[Element data from apps and pages]
---

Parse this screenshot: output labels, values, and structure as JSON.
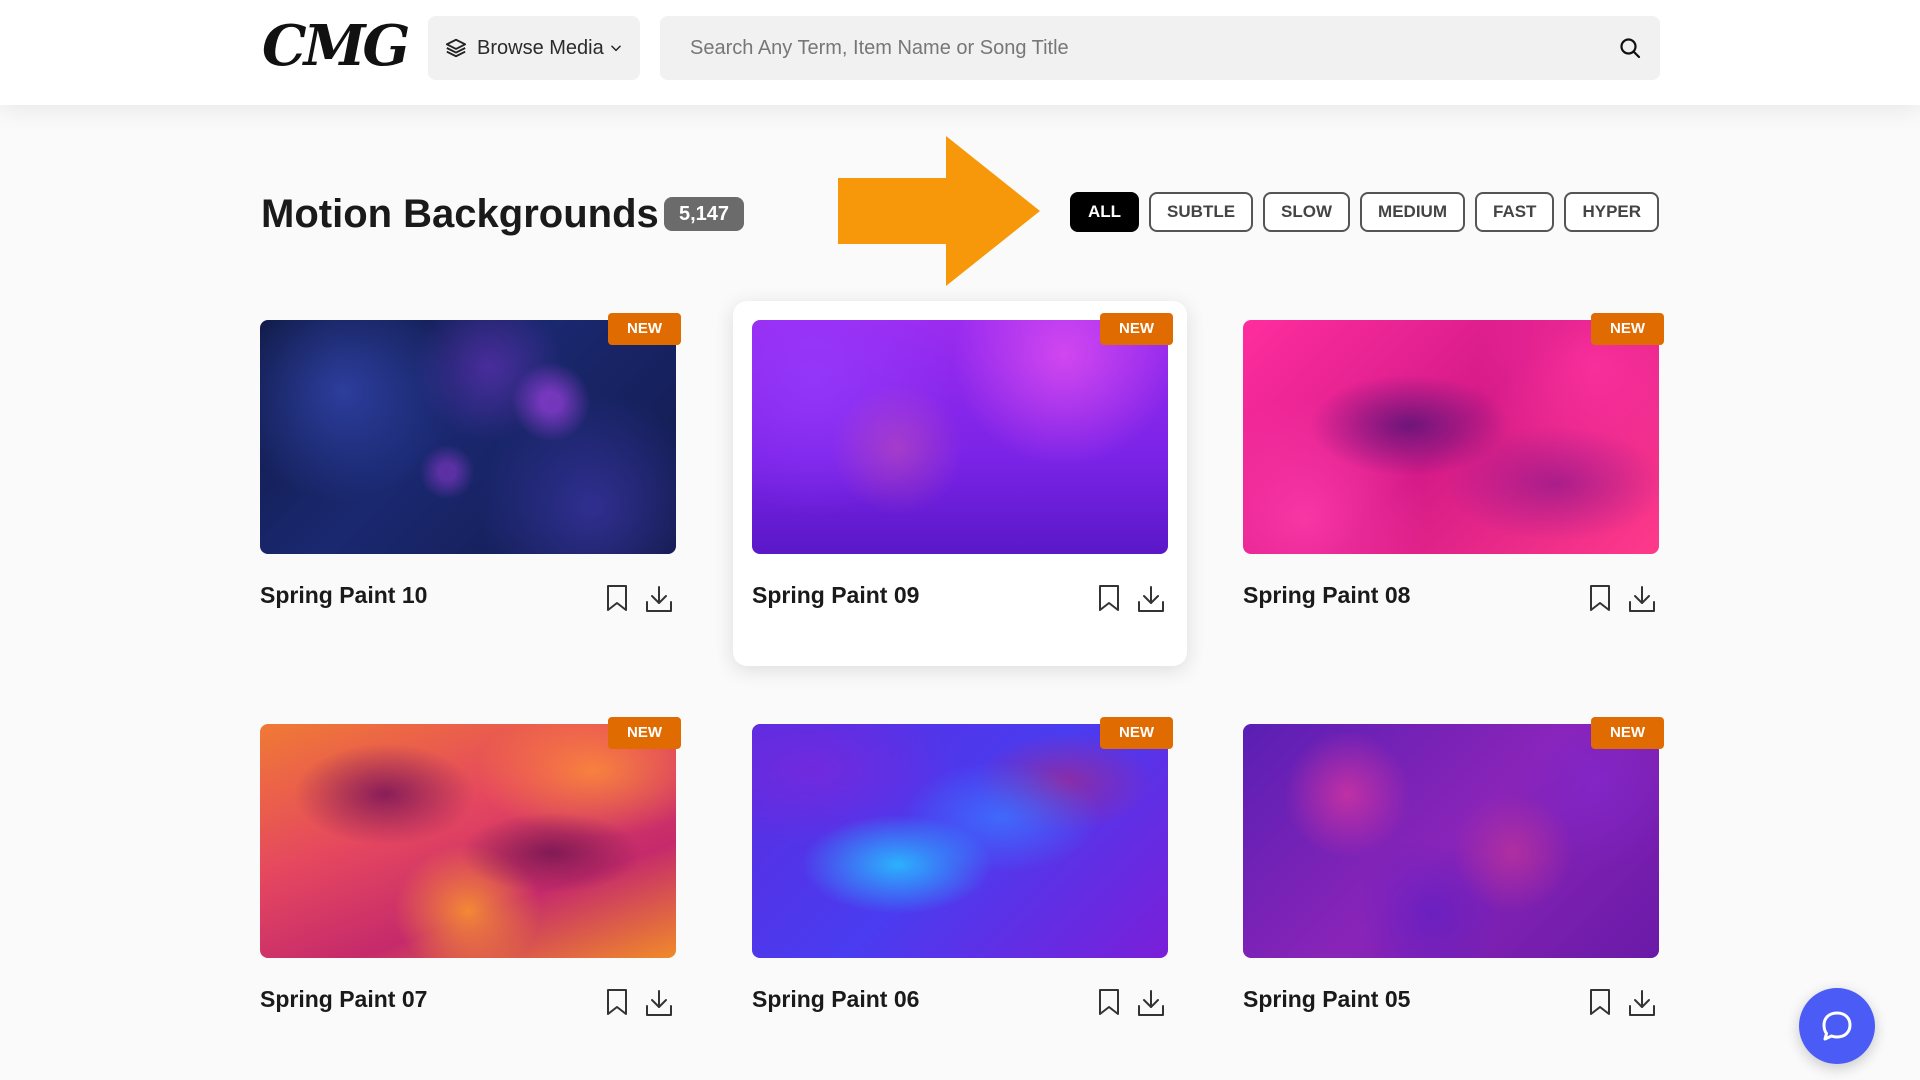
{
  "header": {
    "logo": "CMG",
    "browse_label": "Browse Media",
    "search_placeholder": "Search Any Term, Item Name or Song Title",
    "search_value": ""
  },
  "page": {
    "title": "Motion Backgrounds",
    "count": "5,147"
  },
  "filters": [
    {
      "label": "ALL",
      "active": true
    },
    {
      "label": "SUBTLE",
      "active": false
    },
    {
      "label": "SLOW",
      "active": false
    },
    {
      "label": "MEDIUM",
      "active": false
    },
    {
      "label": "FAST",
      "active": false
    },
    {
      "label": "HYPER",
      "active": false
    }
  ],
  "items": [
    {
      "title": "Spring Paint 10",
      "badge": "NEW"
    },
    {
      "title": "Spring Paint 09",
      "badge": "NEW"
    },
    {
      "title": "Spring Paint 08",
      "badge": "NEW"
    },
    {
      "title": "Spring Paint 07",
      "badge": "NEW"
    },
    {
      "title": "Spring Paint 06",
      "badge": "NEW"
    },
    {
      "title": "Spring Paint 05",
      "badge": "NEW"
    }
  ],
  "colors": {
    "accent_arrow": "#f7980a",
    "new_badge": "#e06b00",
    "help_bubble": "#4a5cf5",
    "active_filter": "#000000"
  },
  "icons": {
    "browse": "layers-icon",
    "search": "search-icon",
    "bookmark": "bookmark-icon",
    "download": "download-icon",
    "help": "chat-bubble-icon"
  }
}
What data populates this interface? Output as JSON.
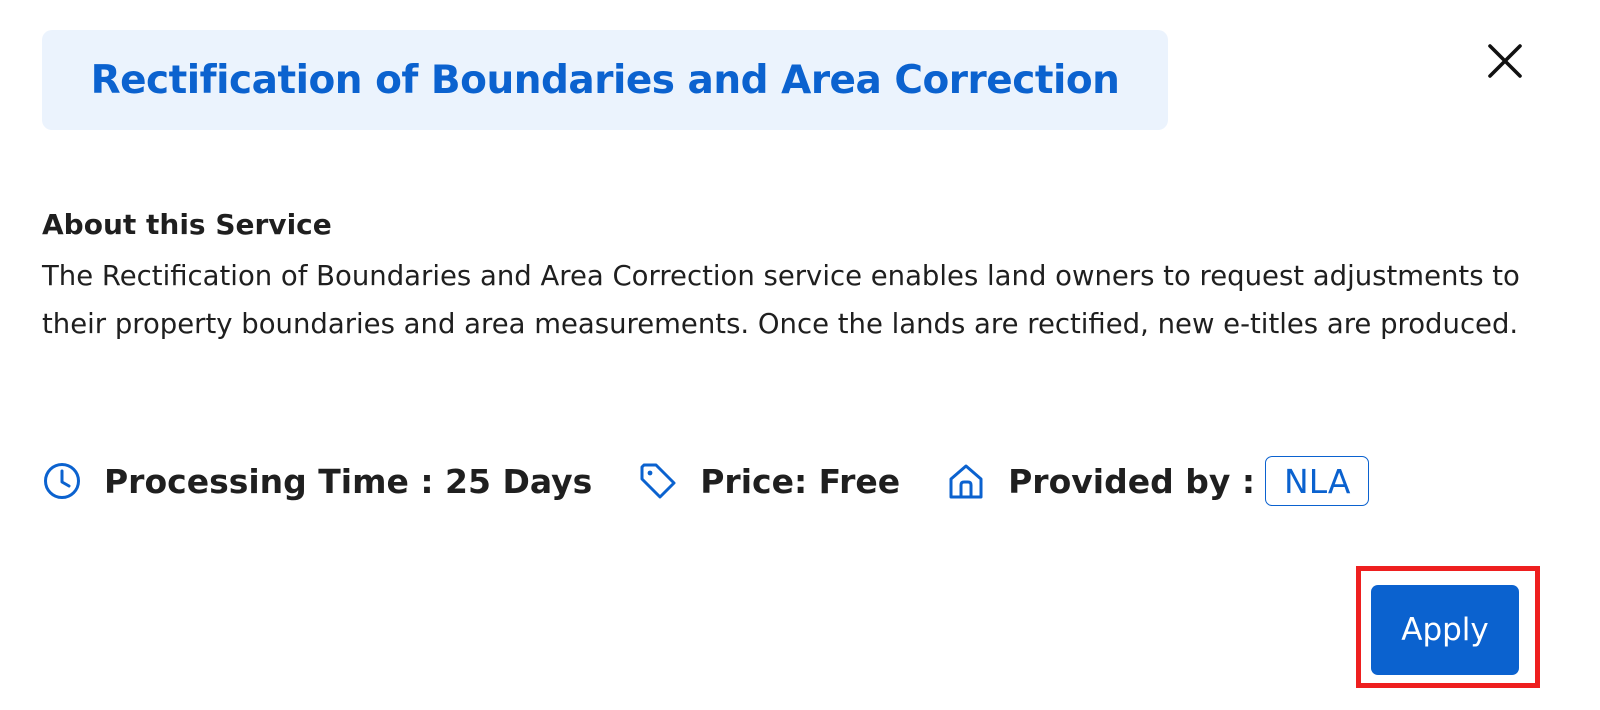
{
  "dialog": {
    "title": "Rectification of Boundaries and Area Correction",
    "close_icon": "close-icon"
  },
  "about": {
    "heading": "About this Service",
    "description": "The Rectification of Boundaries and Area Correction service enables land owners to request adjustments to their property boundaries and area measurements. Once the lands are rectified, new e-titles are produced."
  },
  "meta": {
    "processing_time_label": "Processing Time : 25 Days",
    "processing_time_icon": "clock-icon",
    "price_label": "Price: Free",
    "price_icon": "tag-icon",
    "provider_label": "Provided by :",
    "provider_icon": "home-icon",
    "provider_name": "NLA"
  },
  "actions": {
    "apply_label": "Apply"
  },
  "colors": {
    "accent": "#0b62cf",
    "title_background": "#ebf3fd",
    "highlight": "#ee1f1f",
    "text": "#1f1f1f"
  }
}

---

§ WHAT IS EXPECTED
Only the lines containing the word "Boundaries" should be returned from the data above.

§ ANSWER TO THE PROBLEM
    "title": "Rectification of Boundaries and Area Correction",
    "description": "The Rectification of Boundaries and Area Correction service enables land owners to request adjustments to their property boundaries and area measurements. Once the lands are rectified, new e-titles are produced."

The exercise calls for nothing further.